The 82-minute independent documentary, My Brooklyn, directed by Kelly Anderson, presents a comprehensive historical overview of the transformation of the Fulton Mall, the last “stubborn holdout” against gentrification. Anderson, a self-described gentrifier who began her residency in Fort Greene in 1999 and later lived in other Brooklyn nabes, chronicles the impact of the 2002 rezoning.
The rezoning allowed much taller residential buildings in a traditionally commercial area near Fulton Mall, resulting in the construction of about 19 luxury residential buildings comprising thousands of units. They include the towering condos Toren, Avalon, and D’Oro along Flatbush Avenue and the conversion of the nearby former Verizon and Williamsburgh Savings Bank buildings.
Fulton Mall is the third most profitable commercial area in New York City after Fifth and Madison avenues in Manhattan. Much more important than the profitability rank of the area is the level of comfort for residents and shoppers who indulge in their particular fashion designers, affordable eateries, history books, and music not found elsewhere.
The responses to Anderson’s interviews reveal a chasm between viewpoints about the Fulton Mall that breaks down along racial lines. The white shoppers interviewed elsewhere in Brooklyn use derogatory language, describing Fulton Mall as “rundown” and “not aesthetically appealing,” adding “make it go away” and “you can’t polish a turd.” But the Fulton Mall shoppers, mostly people of color, describe it using terms like “urban feel,” “harmony,” “felt welcomed wherever they went,” and “all the little things.”
In the film, historian and Brooklyn resident Craig Wilder describes the history of Brooklyn neighborhoods whose future was pre-determined based on racial, not economic, dynamics. Both whites and people of color attempted to flee the city during the 1970s, when the manufacturing industry collapsed.
However, while white families were able to obtain mortgages to move to the suburbs, blacks and Latinos had enormous difficulty obtaining them and were essentially “financially quarantined” by redlining of many Brooklyn communities for more than 30 years. This “ghetto action” was engineered through segregation and the reduction of public services.
Those unable to leave “stuck it out” and were mostly entrepreneurs of color who managed to successfully create a vibrant and profitable business community. Those entrepreneurs saved downtown Brooklyn at a time when no one else wanted to invest there.
Within the Fulton Mall area is Albee Square, located on public land where a new retail and residential complex will be built and whose expensive products and services are incongruent with the local tastes, according to the documentary. After the sale of the lease to private interests, long-time businesses were given a mere 30 days to vacate the premises.
Adding insult to injury, they were not even permitted to post signs informing their clientele of their new location. Suddenly those non-white businesspeople who were economic prisoners for 40 years were being forcibly displaced—to vanish: in 30 days.

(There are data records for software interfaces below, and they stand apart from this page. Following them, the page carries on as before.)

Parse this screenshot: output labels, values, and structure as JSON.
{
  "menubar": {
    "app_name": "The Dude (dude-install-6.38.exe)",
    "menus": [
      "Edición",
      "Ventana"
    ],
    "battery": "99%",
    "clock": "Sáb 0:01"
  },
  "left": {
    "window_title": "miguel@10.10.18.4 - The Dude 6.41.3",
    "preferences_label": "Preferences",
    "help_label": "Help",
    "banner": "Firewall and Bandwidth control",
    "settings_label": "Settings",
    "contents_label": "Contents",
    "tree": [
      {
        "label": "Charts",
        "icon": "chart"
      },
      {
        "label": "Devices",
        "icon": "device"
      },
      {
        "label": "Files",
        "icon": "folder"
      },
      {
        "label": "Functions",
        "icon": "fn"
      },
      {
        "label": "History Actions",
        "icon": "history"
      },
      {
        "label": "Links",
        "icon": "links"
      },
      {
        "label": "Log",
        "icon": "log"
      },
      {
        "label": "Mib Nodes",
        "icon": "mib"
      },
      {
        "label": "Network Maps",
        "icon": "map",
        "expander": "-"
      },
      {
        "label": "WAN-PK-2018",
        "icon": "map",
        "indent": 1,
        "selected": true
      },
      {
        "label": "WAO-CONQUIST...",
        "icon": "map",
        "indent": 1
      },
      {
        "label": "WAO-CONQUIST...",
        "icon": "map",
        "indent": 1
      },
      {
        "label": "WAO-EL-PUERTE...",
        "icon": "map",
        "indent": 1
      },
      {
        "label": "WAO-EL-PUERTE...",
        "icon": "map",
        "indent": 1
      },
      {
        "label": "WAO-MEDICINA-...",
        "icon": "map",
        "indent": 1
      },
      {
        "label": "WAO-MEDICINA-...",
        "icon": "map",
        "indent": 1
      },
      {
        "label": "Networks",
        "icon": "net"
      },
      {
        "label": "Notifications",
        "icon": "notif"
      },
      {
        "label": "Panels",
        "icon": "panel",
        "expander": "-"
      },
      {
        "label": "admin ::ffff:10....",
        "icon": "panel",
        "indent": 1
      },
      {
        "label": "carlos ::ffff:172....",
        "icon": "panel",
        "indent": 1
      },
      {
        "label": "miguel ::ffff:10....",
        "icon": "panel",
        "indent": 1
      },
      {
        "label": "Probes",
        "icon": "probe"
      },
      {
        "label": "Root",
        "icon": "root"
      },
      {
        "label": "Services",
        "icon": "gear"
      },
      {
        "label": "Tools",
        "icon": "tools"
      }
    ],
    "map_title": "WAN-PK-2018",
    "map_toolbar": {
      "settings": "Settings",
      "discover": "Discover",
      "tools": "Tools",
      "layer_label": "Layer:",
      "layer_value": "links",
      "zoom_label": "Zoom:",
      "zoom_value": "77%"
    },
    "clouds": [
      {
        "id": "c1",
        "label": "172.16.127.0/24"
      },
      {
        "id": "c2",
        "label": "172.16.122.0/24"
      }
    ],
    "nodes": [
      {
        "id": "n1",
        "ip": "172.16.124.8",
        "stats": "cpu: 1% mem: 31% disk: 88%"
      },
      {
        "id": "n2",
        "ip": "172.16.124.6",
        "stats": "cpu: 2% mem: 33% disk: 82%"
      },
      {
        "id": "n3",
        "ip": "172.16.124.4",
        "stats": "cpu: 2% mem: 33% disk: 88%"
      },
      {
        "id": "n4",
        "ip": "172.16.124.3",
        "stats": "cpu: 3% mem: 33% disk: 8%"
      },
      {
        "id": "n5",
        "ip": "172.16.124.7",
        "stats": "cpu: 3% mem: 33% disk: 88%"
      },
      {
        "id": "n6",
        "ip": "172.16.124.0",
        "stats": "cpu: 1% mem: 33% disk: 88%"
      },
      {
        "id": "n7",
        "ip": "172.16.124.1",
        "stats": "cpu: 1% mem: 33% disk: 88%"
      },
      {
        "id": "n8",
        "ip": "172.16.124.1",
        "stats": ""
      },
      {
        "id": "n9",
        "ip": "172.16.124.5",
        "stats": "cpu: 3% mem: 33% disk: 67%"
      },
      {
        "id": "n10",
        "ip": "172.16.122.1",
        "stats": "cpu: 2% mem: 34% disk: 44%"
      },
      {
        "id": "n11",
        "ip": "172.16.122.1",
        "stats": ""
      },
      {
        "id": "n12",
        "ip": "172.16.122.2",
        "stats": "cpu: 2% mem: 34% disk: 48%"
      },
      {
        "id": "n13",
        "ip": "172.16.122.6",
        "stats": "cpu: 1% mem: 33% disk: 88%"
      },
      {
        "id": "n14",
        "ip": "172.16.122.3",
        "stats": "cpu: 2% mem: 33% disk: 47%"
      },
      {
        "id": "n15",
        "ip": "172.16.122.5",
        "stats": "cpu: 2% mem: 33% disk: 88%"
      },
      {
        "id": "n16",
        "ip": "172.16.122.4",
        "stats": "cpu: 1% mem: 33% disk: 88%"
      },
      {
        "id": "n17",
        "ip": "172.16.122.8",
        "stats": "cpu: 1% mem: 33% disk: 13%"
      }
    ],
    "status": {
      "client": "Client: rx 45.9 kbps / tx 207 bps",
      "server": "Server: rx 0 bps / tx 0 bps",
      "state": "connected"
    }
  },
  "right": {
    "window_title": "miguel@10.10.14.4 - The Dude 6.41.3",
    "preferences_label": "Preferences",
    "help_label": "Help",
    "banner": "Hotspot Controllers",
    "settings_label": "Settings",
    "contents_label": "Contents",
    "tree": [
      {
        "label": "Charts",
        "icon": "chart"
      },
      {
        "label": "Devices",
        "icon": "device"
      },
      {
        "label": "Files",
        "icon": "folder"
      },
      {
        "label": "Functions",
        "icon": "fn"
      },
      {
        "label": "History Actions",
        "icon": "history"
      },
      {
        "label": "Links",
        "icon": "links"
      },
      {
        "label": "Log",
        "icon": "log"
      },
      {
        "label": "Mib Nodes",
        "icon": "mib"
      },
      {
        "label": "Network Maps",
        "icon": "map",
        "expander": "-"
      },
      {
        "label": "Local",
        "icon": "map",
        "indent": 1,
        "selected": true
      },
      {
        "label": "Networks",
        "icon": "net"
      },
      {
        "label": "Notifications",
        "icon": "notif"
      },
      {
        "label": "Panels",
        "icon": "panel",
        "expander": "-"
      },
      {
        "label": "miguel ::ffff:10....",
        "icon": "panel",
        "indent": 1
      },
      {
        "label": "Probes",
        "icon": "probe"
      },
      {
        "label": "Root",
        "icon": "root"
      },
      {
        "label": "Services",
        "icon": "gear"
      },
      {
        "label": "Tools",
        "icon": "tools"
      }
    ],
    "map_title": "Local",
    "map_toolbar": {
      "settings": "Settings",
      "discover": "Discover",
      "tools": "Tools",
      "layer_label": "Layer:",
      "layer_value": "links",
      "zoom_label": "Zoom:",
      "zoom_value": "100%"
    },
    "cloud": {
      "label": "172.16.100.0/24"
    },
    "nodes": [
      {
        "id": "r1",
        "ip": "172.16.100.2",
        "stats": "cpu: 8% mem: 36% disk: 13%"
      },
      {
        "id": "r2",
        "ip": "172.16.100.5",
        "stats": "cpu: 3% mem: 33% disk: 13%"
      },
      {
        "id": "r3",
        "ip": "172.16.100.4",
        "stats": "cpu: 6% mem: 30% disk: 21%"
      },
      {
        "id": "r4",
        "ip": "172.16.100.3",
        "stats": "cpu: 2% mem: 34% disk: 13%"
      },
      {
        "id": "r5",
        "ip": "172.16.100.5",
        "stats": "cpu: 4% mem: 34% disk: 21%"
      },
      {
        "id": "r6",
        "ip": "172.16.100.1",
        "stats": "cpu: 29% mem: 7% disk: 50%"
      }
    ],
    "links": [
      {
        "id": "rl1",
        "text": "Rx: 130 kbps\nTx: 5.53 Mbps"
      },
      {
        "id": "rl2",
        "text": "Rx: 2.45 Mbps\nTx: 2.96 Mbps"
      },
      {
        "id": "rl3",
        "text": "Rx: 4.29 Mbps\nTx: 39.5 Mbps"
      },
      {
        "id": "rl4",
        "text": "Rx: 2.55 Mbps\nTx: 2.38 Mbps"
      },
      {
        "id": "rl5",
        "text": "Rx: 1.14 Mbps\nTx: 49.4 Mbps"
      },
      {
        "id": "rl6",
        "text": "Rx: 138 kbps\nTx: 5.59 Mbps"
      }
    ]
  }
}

As Wilder further explains, the new developers provide little giveback to the community while enjoying vastly reduced taxes. The so-called affordable housing median income, which is $130,000 per household, is beyond the reach of most local residents. Wilder adds that when government gives monies to developers, they are called long-term (15-20 year) tax subsidies. When the same government provides financial support for people in need, it’s called welfare.
Wilder explains that gentrification comes from “gentry,” meaning “those of high social class;” in other words, the elite. Thus the Fulton Mall development was a result of deliberate under-the-radar planning conceived years ago and legally shielded from public scrutiny and oversight. For example, according to the city government organization chart, the city’s Economic Development Corporation reports directly to the Mayor, which means that the public hearings were nothing more than a formality; decisions were a fait accompli. Disturbingly, government officials and real-estate developers at these public hearings used the same linguistic language to describe and explain the changes to residents and business owners.
The purpose of government vis a vis development is to independently assess the benefits while protecting the people, not to collaborate with private interests. This runs counter to the 2004 Pratt Plan, (officially entitled “New Strategies for Preservation and Planning”) by the Pratt Center for Community Development. The plan recommends planning and design work for an improved Fulton Mall that serves the needs of all Brooklynites and assists small minority businesses.
Brooklyn is the “Lebensraum” for the wealthy or “Bloomberg’s Brooklyn,” through the insidious collaboration between government and private developers.
Albert Goldson is an Architectural & Engineering Contract Manager specializing in transportation mega-projects, energy, and urban planning. He has also been a resident of Williamsburg for ten years and is an internationalist and avid jazz aficionado.